*YOUR OBJECTIVE*. Each line of the data below must be reproduced without any change.

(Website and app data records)
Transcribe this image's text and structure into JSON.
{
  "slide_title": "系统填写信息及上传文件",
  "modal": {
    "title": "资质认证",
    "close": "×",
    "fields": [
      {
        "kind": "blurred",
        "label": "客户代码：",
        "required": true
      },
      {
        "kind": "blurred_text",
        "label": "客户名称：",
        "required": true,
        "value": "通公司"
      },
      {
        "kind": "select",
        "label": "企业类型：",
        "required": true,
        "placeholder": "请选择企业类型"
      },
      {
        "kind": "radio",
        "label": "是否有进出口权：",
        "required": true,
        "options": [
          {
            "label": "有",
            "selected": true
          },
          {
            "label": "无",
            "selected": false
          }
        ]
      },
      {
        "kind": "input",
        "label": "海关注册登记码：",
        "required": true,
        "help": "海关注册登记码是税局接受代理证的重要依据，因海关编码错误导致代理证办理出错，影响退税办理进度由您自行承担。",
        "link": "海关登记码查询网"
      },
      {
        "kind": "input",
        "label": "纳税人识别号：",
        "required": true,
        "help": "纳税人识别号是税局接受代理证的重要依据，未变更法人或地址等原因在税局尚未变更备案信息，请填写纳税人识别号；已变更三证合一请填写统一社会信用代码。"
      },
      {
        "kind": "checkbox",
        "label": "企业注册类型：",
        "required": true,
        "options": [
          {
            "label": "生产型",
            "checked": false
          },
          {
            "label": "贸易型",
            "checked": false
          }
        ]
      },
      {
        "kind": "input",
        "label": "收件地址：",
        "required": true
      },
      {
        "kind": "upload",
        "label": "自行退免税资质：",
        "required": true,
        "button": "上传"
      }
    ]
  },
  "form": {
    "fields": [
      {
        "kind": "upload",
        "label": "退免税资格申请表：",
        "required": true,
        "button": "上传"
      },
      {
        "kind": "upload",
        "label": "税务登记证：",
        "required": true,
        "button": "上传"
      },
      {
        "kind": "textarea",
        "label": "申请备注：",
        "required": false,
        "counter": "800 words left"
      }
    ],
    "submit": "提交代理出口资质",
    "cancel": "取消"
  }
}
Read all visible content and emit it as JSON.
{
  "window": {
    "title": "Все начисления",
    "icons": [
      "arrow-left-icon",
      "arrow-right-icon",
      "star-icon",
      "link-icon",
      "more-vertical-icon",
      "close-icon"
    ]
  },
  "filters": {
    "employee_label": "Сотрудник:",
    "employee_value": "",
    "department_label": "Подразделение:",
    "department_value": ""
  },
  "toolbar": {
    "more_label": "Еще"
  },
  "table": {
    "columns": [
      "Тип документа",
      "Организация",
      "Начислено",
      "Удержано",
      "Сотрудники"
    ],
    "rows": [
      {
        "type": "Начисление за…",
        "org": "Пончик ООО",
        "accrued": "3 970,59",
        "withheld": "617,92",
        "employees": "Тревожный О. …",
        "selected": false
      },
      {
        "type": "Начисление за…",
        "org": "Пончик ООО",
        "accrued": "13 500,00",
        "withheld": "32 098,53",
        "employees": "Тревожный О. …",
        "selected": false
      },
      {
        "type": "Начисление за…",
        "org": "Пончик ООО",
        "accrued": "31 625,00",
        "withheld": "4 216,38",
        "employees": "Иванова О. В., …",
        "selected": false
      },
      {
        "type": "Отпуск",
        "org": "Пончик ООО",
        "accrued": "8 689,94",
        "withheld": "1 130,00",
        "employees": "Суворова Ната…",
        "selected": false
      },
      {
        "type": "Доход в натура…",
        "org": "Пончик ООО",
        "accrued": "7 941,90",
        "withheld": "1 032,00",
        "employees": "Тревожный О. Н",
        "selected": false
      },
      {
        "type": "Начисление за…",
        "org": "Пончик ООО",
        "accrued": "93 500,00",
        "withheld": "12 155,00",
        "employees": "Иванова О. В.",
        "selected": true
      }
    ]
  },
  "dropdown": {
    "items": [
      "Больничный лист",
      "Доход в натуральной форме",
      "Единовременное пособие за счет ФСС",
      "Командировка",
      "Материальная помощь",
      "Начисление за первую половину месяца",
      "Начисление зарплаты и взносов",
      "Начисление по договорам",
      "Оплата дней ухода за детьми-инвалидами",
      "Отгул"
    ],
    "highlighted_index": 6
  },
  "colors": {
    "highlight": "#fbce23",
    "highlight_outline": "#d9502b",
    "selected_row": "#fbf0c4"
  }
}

*REPLY TO THE EXERCISE*.
Transcribe this image's text and structure into JSON.
{
  "slide_title": "系统填写信息及上传文件",
  "modal": {
    "title": "资质认证",
    "close": "×",
    "fields": [
      {
        "kind": "blurred",
        "label": "客户代码：",
        "required": true
      },
      {
        "kind": "blurred_text",
        "label": "客户名称：",
        "required": true,
        "value": "通公司"
      },
      {
        "kind": "select",
        "label": "企业类型：",
        "required": true,
        "placeholder": "请选择企业类型"
      },
      {
        "kind": "radio",
        "label": "是否有进出口权：",
        "required": true,
        "options": [
          {
            "label": "有",
            "selected": true
          },
          {
            "label": "无",
            "selected": false
          }
        ]
      },
      {
        "kind": "input",
        "label": "海关注册登记码：",
        "required": true,
        "help": "海关注册登记码是税局接受代理证的重要依据，因海关编码错误导致代理证办理出错，影响退税办理进度由您自行承担。",
        "link": "海关登记码查询网"
      },
      {
        "kind": "input",
        "label": "纳税人识别号：",
        "required": true,
        "help": "纳税人识别号是税局接受代理证的重要依据，未变更法人或地址等原因在税局尚未变更备案信息，请填写纳税人识别号；已变更三证合一请填写统一社会信用代码。"
      },
      {
        "kind": "checkbox",
        "label": "企业注册类型：",
        "required": true,
        "options": [
          {
            "label": "生产型",
            "checked": false
          },
          {
            "label": "贸易型",
            "checked": false
          }
        ]
      },
      {
        "kind": "input",
        "label": "收件地址：",
        "required": true
      },
      {
        "kind": "upload",
        "label": "自行退免税资质：",
        "required": true,
        "button": "上传"
      }
    ]
  },
  "form": {
    "fields": [
      {
        "kind": "upload",
        "label": "退免税资格申请表：",
        "required": true,
        "button": "上传"
      },
      {
        "kind": "upload",
        "label": "税务登记证：",
        "required": true,
        "button": "上传"
      },
      {
        "kind": "textarea",
        "label": "申请备注：",
        "required": false,
        "counter": "800 words left"
      }
    ],
    "submit": "提交代理出口资质",
    "cancel": "取消"
  }
}
Read all visible content and emit it as JSON.
{
  "window": {
    "title": "Все начисления",
    "icons": [
      "arrow-left-icon",
      "arrow-right-icon",
      "star-icon",
      "link-icon",
      "more-vertical-icon",
      "close-icon"
    ]
  },
  "filters": {
    "employee_label": "Сотрудник:",
    "employee_value": "",
    "department_label": "Подразделение:",
    "department_value": ""
  },
  "toolbar": {
    "more_label": "Еще"
  },
  "table": {
    "columns": [
      "Тип документа",
      "Организация",
      "Начислено",
      "Удержано",
      "Сотрудники"
    ],
    "rows": [
      {
        "type": "Начисление за…",
        "org": "Пончик ООО",
        "accrued": "3 970,59",
        "withheld": "617,92",
        "employees": "Тревожный О. …",
        "selected": false
      },
      {
        "type": "Начисление за…",
        "org": "Пончик ООО",
        "accrued": "13 500,00",
        "withheld": "32 098,53",
        "employees": "Тревожный О. …",
        "selected": false
      },
      {
        "type": "Начисление за…",
        "org": "Пончик ООО",
        "accrued": "31 625,00",
        "withheld": "4 216,38",
        "employees": "Иванова О. В., …",
        "selected": false
      },
      {
        "type": "Отпуск",
        "org": "Пончик ООО",
        "accrued": "8 689,94",
        "withheld": "1 130,00",
        "employees": "Суворова Ната…",
        "selected": false
      },
      {
        "type": "Доход в натура…",
        "org": "Пончик ООО",
        "accrued": "7 941,90",
        "withheld": "1 032,00",
        "employees": "Тревожный О. Н",
        "selected": false
      },
      {
        "type": "Начисление за…",
        "org": "Пончик ООО",
        "accrued": "93 500,00",
        "withheld": "12 155,00",
        "employees": "Иванова О. В.",
        "selected": true
      }
    ]
  },
  "dropdown": {
    "items": [
      "Больничный лист",
      "Доход в натуральной форме",
      "Единовременное пособие за счет ФСС",
      "Командировка",
      "Материальная помощь",
      "Начисление за первую половину месяца",
      "Начисление зарплаты и взносов",
      "Начисление по договорам",
      "Оплата дней ухода за детьми-инвалидами",
      "Отгул"
    ],
    "highlighted_index": 6
  },
  "colors": {
    "highlight": "#fbce23",
    "highlight_outline": "#d9502b",
    "selected_row": "#fbf0c4"
  }
}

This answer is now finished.